[Data extracted from a collection]

%%

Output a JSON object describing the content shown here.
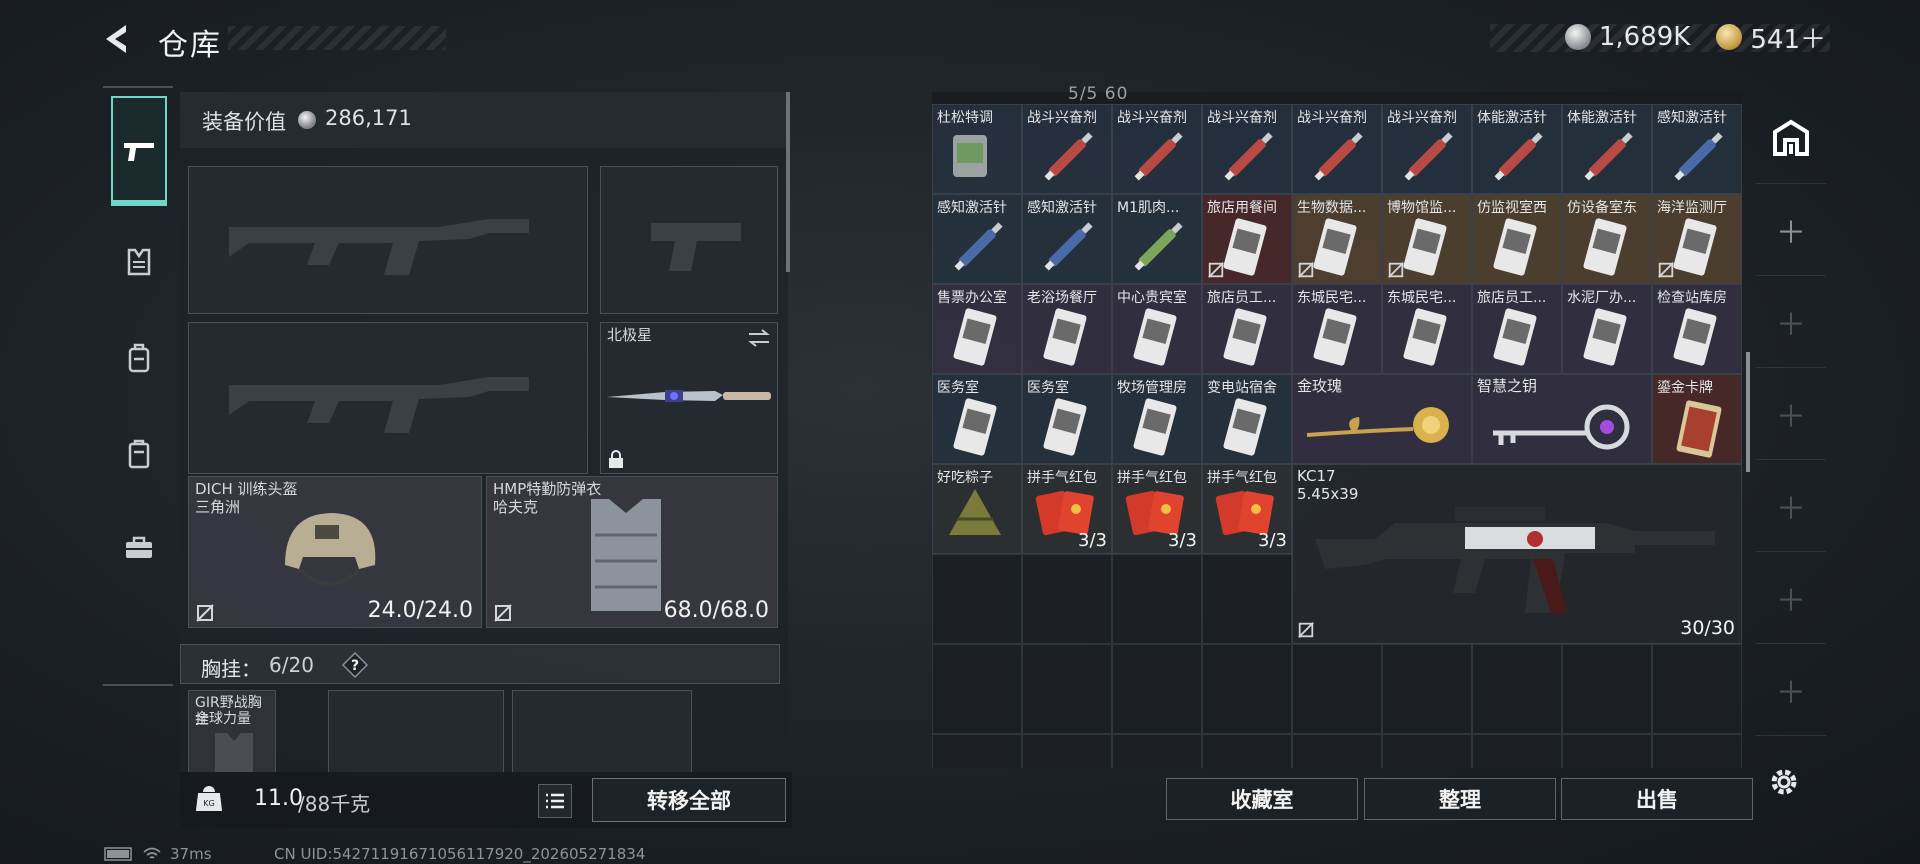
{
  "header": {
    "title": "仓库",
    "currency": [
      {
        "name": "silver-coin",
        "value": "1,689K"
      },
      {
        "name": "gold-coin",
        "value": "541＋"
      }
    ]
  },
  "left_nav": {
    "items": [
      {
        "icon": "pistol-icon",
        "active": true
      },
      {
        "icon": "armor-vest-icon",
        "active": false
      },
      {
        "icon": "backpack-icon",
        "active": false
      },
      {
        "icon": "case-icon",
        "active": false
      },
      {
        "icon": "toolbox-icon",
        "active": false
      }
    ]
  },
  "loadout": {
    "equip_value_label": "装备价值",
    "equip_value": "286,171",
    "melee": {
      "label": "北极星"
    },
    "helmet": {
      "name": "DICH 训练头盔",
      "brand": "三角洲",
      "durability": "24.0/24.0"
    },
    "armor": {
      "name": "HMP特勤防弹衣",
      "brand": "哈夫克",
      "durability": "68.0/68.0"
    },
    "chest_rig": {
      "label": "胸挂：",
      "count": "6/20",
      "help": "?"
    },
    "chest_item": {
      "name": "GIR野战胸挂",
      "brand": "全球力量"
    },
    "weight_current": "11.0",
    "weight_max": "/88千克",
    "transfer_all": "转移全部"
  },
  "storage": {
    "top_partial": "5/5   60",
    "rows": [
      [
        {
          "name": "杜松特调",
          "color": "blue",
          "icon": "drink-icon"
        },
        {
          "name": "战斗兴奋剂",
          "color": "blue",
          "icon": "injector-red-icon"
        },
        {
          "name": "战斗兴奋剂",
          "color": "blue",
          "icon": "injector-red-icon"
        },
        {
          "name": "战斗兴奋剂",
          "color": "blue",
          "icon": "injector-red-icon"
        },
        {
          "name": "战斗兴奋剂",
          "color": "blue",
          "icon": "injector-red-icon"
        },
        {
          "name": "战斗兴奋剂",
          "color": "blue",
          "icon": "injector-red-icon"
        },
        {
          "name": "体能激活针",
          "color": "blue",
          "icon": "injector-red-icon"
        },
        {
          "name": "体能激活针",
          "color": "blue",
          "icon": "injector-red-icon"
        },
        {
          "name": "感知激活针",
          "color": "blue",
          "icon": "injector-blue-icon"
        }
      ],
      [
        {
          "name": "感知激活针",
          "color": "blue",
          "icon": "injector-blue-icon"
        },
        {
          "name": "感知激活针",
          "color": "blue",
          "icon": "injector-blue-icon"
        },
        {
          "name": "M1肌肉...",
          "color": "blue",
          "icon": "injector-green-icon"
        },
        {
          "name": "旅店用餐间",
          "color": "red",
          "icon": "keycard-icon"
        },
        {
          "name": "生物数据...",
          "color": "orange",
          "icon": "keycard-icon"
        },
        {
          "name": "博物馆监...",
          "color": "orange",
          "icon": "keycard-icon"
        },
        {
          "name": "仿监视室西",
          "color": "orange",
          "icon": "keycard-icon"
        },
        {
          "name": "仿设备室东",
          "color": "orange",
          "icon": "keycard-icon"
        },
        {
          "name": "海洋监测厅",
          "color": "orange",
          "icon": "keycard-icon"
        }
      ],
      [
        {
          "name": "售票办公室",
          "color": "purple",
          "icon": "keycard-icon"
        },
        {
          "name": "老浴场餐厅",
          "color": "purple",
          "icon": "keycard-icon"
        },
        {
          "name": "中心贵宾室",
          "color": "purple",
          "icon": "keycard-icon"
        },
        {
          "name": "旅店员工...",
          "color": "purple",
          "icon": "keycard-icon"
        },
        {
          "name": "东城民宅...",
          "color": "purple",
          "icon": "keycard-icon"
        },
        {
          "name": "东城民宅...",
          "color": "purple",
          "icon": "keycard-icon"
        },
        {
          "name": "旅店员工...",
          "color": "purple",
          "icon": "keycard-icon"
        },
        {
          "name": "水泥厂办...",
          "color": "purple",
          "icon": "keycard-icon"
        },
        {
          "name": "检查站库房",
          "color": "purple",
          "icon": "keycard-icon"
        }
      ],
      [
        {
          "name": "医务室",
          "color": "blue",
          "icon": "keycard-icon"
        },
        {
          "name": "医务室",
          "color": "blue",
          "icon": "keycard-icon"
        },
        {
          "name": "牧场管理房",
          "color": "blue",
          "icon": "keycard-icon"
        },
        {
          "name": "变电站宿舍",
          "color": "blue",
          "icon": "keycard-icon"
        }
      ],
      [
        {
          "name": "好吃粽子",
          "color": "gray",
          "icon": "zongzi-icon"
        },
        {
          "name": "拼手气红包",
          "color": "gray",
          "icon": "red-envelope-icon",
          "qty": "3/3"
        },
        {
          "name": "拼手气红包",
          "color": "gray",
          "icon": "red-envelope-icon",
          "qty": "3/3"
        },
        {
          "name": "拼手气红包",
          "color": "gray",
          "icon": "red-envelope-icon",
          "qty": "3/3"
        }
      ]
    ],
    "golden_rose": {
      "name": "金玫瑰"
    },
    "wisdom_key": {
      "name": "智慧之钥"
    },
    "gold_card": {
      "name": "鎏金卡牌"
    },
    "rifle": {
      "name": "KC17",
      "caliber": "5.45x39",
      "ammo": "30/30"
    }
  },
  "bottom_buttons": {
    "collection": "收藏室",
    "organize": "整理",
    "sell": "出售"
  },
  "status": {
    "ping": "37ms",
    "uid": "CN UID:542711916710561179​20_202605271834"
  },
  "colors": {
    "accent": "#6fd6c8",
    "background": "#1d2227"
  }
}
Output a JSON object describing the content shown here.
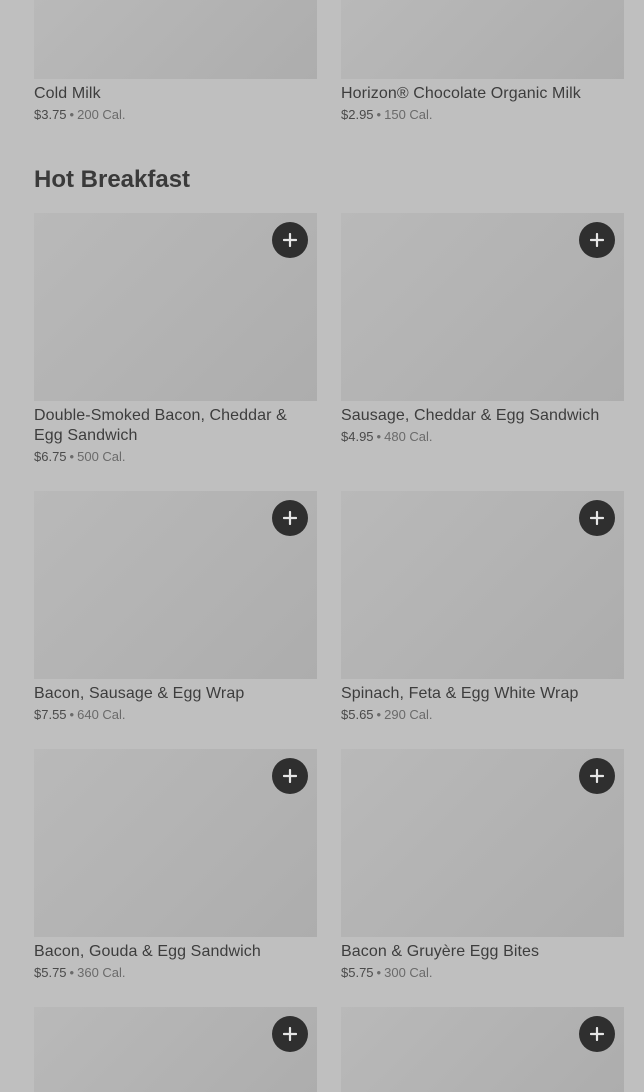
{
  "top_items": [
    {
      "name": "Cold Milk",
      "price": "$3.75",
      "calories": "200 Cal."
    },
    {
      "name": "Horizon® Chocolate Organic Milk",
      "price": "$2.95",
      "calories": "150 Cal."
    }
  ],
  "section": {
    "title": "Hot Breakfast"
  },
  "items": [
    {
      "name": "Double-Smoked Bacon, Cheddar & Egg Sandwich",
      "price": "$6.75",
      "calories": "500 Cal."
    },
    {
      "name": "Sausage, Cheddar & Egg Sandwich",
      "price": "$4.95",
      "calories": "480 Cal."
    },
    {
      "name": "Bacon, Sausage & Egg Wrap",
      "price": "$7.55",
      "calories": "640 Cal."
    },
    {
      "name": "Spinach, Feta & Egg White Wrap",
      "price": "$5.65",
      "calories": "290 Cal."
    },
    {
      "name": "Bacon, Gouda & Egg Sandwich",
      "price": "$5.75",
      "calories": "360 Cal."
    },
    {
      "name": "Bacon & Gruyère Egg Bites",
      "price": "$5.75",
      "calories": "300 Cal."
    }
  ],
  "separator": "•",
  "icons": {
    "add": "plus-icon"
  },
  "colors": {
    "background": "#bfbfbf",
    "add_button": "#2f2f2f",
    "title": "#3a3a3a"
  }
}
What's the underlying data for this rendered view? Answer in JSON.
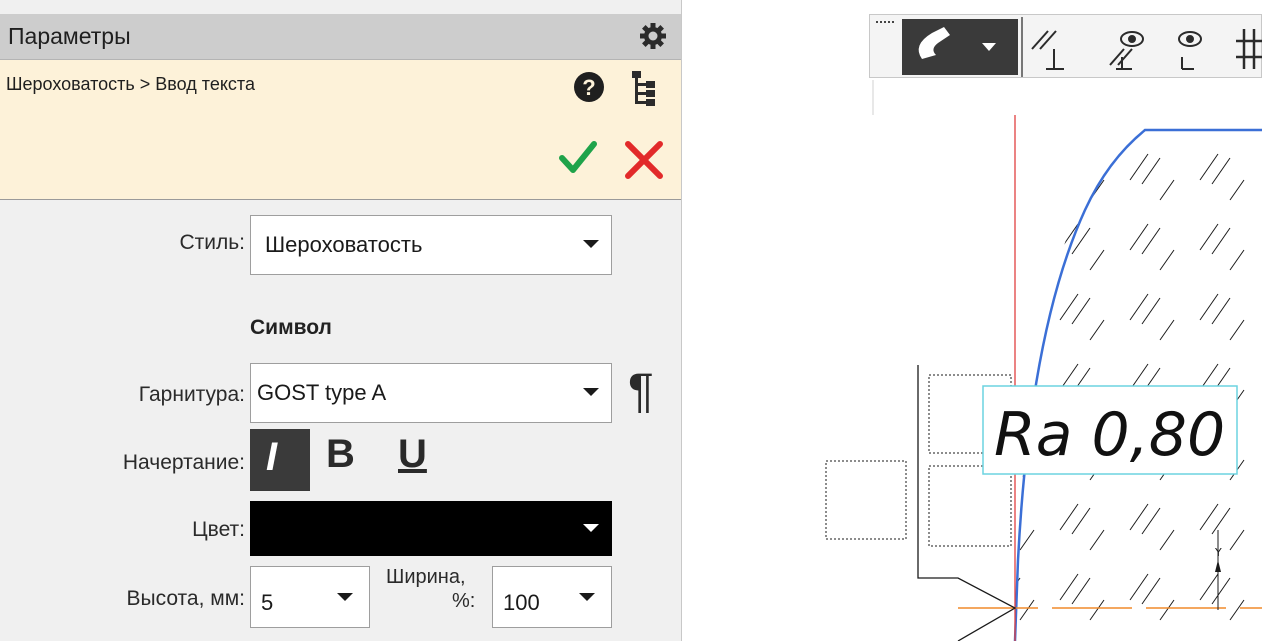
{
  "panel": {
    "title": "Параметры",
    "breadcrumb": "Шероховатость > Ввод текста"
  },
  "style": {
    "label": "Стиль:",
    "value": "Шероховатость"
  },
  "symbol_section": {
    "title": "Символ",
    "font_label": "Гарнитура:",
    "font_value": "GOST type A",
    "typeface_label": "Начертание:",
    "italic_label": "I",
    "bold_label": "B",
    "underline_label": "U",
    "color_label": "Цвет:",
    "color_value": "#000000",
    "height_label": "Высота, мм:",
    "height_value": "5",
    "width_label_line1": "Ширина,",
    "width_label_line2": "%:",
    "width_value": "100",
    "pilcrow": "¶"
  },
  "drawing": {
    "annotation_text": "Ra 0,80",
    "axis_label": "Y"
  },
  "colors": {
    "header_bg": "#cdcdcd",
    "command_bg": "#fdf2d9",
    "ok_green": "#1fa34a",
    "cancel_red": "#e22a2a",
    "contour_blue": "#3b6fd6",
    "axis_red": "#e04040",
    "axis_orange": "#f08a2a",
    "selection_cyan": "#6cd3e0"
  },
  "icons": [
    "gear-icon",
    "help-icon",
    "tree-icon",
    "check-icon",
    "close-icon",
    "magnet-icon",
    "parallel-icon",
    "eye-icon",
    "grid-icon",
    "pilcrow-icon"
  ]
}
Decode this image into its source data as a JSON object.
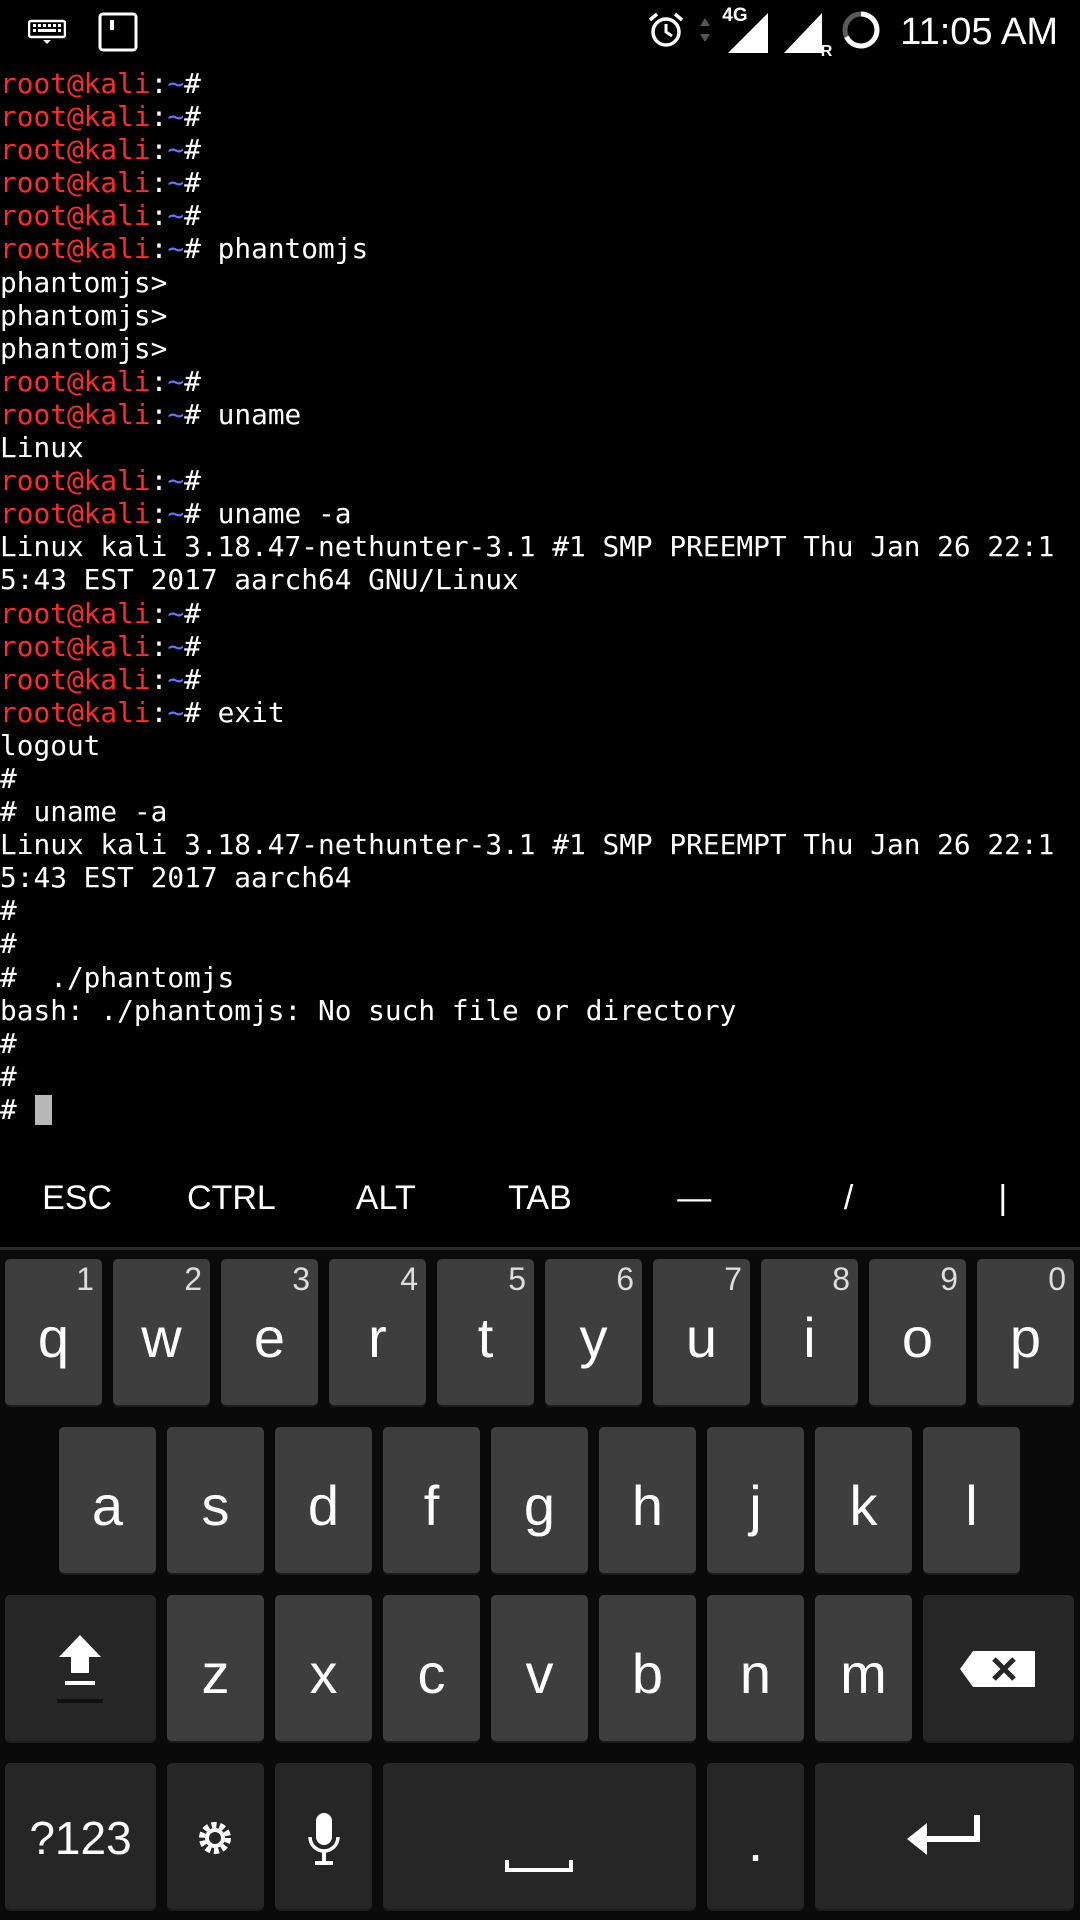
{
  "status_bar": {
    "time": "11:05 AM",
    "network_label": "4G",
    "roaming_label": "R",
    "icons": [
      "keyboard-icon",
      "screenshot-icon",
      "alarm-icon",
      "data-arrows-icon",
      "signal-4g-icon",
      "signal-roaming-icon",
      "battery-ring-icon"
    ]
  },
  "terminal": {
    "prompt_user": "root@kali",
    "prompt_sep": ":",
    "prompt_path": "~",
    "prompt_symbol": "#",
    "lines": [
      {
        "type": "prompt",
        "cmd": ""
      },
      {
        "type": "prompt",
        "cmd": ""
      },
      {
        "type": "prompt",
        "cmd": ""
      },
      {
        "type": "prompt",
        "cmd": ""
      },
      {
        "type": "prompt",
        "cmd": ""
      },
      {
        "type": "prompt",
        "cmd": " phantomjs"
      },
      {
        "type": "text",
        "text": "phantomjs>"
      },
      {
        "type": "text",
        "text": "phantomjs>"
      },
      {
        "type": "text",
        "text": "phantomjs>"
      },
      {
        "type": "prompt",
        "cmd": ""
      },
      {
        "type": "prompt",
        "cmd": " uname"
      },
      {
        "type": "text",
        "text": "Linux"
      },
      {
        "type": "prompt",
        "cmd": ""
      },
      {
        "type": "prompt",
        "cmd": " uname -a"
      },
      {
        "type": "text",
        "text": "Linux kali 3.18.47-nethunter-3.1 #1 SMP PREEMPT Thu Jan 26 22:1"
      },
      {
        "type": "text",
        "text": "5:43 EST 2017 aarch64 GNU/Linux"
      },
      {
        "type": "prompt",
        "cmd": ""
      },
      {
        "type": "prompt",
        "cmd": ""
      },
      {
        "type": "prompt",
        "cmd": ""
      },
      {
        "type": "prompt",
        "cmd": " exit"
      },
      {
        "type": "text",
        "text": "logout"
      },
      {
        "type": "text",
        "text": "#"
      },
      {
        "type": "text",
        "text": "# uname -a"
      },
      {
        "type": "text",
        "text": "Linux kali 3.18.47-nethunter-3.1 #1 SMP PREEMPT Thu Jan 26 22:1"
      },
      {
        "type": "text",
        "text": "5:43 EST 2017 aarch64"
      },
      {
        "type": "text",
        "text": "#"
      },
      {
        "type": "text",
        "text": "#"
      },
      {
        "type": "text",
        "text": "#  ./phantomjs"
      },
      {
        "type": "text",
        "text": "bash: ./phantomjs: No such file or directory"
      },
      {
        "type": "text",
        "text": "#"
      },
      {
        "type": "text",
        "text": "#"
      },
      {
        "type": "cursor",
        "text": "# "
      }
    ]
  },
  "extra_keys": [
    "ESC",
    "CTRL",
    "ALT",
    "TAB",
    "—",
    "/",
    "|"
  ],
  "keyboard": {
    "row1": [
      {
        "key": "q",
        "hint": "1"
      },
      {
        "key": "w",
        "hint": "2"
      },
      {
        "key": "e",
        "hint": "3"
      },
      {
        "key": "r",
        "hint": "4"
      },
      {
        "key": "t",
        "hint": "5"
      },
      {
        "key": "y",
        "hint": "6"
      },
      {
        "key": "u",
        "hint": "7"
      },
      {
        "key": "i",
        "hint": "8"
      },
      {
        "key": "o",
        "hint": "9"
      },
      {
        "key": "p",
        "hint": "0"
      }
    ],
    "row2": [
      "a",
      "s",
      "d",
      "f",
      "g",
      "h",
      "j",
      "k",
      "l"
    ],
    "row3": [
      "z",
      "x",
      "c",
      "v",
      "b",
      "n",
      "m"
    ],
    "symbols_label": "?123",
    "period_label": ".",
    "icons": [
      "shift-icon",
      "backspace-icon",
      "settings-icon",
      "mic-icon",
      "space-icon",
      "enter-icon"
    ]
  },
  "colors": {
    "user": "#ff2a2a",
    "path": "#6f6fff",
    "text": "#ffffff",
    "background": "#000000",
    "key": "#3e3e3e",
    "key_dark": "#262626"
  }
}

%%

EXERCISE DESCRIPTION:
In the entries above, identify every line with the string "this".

SOLUTION:
What's the underlying data for this rendered view? Answer in JSON.
Decode this image into its source data as a JSON object.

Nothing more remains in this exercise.